ASSIGNMENT
Please copy each line of the listing that includes the string "emblem".

EXERCISE INPUT
==========

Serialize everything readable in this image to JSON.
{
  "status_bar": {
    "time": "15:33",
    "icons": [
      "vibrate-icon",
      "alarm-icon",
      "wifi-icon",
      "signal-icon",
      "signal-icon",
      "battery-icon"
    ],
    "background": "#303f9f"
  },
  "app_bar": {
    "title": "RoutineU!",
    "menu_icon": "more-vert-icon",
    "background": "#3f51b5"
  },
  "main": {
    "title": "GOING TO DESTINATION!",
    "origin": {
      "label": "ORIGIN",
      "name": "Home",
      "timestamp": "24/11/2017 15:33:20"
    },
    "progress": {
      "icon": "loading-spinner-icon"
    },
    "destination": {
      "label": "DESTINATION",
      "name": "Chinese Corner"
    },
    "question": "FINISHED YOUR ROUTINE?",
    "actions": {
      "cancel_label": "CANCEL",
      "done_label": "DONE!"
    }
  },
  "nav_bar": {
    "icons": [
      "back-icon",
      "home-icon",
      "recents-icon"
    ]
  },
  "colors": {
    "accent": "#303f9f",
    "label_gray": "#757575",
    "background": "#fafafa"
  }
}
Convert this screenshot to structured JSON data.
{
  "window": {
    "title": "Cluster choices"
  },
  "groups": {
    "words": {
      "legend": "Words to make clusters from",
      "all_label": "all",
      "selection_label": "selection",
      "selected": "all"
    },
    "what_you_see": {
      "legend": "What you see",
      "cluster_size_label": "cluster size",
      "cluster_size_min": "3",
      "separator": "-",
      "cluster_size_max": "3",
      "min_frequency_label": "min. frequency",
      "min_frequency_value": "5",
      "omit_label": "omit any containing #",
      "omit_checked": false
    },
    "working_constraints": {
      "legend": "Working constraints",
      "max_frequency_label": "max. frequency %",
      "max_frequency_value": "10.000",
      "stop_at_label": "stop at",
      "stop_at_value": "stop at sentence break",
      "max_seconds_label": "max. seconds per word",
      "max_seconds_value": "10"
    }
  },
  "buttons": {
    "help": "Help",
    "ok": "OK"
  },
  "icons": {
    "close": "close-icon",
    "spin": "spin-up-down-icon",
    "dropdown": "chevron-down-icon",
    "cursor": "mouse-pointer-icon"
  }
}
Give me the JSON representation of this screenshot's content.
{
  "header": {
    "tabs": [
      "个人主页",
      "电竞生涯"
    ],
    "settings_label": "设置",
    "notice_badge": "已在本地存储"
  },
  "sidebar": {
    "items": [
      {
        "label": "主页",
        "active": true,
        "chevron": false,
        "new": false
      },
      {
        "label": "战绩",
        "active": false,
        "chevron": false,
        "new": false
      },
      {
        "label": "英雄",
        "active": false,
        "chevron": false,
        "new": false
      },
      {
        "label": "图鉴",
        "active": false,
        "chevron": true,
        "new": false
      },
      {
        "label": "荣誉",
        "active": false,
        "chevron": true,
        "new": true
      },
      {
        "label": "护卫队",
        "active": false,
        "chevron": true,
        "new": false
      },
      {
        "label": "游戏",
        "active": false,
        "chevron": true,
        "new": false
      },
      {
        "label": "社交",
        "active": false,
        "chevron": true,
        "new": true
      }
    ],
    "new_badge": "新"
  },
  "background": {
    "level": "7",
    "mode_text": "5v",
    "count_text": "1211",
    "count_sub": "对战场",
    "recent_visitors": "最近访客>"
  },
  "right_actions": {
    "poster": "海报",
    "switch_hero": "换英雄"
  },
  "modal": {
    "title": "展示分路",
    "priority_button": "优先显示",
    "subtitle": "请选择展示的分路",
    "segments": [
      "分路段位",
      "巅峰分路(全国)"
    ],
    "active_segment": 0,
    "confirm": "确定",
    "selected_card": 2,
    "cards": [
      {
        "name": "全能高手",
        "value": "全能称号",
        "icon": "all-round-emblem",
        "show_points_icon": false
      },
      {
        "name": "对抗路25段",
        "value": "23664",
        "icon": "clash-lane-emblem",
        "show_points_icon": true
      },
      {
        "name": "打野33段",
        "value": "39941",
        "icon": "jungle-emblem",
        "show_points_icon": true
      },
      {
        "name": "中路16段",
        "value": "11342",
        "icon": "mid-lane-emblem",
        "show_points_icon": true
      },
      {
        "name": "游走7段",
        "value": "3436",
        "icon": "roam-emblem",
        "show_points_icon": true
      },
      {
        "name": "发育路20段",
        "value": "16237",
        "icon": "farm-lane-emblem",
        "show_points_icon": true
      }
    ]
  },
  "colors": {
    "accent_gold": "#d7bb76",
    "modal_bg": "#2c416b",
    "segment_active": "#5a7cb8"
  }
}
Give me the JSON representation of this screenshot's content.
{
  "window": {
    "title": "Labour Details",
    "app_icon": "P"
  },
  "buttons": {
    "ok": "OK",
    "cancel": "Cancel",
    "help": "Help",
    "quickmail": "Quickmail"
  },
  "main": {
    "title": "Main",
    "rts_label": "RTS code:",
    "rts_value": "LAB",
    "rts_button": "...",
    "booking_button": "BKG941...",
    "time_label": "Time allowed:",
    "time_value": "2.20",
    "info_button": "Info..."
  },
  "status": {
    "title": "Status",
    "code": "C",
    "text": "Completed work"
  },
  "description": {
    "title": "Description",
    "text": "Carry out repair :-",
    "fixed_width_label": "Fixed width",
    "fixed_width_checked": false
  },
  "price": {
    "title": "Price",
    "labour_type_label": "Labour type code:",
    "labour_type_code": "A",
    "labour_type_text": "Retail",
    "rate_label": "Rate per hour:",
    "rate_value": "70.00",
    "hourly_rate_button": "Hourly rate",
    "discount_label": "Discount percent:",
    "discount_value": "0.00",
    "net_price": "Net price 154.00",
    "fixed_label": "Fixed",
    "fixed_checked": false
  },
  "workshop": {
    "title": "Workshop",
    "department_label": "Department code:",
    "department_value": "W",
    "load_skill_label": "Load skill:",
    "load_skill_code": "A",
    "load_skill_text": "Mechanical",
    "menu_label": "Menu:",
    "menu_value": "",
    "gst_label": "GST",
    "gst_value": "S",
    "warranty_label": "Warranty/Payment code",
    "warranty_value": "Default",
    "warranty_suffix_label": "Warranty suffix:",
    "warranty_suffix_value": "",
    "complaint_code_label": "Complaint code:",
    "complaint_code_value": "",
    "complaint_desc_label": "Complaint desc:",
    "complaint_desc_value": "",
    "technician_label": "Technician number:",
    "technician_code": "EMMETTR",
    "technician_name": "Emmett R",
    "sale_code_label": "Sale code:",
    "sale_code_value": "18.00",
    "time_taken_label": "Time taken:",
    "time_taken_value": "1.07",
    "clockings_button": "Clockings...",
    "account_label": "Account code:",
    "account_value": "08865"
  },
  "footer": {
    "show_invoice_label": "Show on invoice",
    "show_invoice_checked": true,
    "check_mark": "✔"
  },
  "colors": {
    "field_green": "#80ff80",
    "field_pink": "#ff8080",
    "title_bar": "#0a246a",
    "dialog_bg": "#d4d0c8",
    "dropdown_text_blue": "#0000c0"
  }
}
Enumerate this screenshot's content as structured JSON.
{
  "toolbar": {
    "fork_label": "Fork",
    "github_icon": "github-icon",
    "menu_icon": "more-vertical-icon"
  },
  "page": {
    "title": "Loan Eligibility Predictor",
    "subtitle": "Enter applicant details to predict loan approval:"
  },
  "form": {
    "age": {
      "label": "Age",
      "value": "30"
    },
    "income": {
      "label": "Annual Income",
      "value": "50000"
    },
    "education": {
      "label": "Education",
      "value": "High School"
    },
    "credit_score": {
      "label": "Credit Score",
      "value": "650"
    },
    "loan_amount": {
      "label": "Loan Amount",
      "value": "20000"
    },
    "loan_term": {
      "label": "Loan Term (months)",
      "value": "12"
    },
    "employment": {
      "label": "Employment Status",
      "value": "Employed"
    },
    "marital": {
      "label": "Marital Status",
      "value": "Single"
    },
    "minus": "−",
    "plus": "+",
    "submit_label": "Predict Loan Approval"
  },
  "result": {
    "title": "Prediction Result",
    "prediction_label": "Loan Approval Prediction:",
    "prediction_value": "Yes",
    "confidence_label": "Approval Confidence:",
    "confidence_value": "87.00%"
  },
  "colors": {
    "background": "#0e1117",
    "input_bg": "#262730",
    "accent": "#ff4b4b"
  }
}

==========

RESPONSE AREA
        "icon": "all-round-emblem",
        "icon": "clash-lane-emblem",
        "icon": "jungle-emblem",
        "icon": "mid-lane-emblem",
        "icon": "roam-emblem",
        "icon": "farm-lane-emblem",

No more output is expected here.